Many tidbits get tossed off. He is hilarious describing how Harold Prince demanded a laundry list of things he wanted included in a title song for Company, before jetting off to some vacation spot and leaving Sondheim home to figure it out. In discussing how important the right choice of words is, he praises DuBose Heyward’s first line of “Summertime”: “I would have written, ‘Summertime when the livin’ is easy,’ which is dull. ‘Summertime and the livin’ is easy’ is brilliant,” the better choice to show the right vocabulary for the character.

He is as quick to find fault in some of his early work—West Side Story takes a special drubbing with examples like “Everything free in America / For a small fee in America,” where the words simply cannot be understood when set to the music—as he is to find fault in other lyricists. Lorenz Hart isn’t one of his favorites, and he mentions the lyric in “I Could Write a Book” when the character sings “to make two lovers of friends,” where it is impossible to separate the two “f’s” to make sense of the line when sung.

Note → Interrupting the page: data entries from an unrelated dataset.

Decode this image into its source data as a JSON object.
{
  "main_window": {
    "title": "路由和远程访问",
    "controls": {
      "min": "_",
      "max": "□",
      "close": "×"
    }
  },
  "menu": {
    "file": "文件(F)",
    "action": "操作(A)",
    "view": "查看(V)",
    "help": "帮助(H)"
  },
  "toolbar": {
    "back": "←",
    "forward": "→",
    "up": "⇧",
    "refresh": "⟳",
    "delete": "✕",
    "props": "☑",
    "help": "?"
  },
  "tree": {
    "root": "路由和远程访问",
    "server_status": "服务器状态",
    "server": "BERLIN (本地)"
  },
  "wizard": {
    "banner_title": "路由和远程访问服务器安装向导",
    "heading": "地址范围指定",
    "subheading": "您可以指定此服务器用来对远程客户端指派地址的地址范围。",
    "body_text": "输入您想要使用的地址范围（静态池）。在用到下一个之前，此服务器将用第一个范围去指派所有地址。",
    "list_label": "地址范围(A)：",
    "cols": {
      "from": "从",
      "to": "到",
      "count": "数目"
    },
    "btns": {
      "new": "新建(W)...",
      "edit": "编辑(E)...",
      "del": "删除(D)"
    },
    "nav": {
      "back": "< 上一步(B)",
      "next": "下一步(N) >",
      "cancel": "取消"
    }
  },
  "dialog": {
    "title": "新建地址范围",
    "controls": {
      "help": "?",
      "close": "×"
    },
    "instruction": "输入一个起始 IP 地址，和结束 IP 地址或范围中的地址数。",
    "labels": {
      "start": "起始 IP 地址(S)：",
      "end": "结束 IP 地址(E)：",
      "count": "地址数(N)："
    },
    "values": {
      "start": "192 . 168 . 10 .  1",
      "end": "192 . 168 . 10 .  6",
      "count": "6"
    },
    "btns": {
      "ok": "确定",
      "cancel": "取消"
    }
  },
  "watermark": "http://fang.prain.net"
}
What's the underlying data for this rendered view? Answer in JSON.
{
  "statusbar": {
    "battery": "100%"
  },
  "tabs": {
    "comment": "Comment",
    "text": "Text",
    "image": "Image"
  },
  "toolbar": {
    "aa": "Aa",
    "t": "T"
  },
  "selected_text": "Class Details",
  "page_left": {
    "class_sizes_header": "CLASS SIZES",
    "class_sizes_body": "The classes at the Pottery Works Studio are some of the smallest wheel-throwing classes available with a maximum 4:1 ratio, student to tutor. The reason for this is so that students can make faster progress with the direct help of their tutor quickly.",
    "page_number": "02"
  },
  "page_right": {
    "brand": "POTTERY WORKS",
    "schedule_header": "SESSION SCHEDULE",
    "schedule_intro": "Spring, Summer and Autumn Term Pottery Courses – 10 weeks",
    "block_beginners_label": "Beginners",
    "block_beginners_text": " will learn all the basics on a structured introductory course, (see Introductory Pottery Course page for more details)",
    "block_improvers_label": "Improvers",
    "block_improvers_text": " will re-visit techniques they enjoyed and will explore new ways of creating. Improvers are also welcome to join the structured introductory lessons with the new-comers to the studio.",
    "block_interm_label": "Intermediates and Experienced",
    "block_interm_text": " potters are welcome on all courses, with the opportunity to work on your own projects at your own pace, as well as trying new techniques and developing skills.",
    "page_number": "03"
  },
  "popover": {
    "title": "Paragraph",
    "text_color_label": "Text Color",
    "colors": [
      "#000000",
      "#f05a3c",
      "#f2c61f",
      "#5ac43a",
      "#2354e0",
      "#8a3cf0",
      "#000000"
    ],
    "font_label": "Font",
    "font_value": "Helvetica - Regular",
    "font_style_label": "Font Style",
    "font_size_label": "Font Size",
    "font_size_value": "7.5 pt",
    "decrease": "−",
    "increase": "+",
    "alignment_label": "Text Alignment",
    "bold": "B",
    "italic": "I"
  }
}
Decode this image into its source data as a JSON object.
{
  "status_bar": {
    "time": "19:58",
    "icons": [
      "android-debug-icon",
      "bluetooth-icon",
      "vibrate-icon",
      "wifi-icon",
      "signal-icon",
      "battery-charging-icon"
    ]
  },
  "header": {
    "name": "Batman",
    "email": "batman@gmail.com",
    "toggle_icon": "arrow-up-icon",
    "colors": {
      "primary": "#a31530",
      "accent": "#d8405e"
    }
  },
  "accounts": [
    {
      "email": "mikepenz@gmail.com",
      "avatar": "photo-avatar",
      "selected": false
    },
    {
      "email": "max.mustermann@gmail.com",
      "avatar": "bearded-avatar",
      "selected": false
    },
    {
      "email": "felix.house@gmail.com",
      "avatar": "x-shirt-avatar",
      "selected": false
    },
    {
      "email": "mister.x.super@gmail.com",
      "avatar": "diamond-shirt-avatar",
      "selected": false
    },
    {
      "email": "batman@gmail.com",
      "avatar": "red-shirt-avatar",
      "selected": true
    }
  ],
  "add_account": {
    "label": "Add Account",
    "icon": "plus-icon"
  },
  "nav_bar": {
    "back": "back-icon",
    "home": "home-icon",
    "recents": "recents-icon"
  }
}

He cites influences and what he learned from each. Oscar Hammerstein II taught him that content counts, and to write what you feel. From Burt Shevelove (co-author of A Funny Thing Happened on the Way to the Forum) he learned clarity of thought and clarity of language.  Arthur Laurents brought him playwriting principles and, most importantly, the art of subtext.

He talks about the technical aspects of lyric writing: rhymes, inner rhymes, identities, singability, connecting to the music, etc. There are words of wisdom: rhyming for rhyming’s sake is never a good idea (he cites the one rhyming dictionary that he favors) and the book writer is vital. The book is far more than the dialogue, he explains. He talks about the sheer beauty of music and how important this is for a lyricist to remember.

Most everything he said in his 92Y talk has been said by him again since, in different forums and refined by the expansion and depth of his work. What is extraordinary about this recording is how it captures his youthful attitude, a sense that there are people actually interested in what he has to say, and a modest confidence that his work is finally getting the recognition that he hoped, one day, it might get. In his introduction, Lehman Engel says that Sondheim has “a full grounding in the culture of the past, an awareness of the present, and a feeling of responsibility for the future.” That was then. The same could be said today.

Stephen Sondheim at 92Y, May 1971
Stephen Sondheim at 92Y, May 1971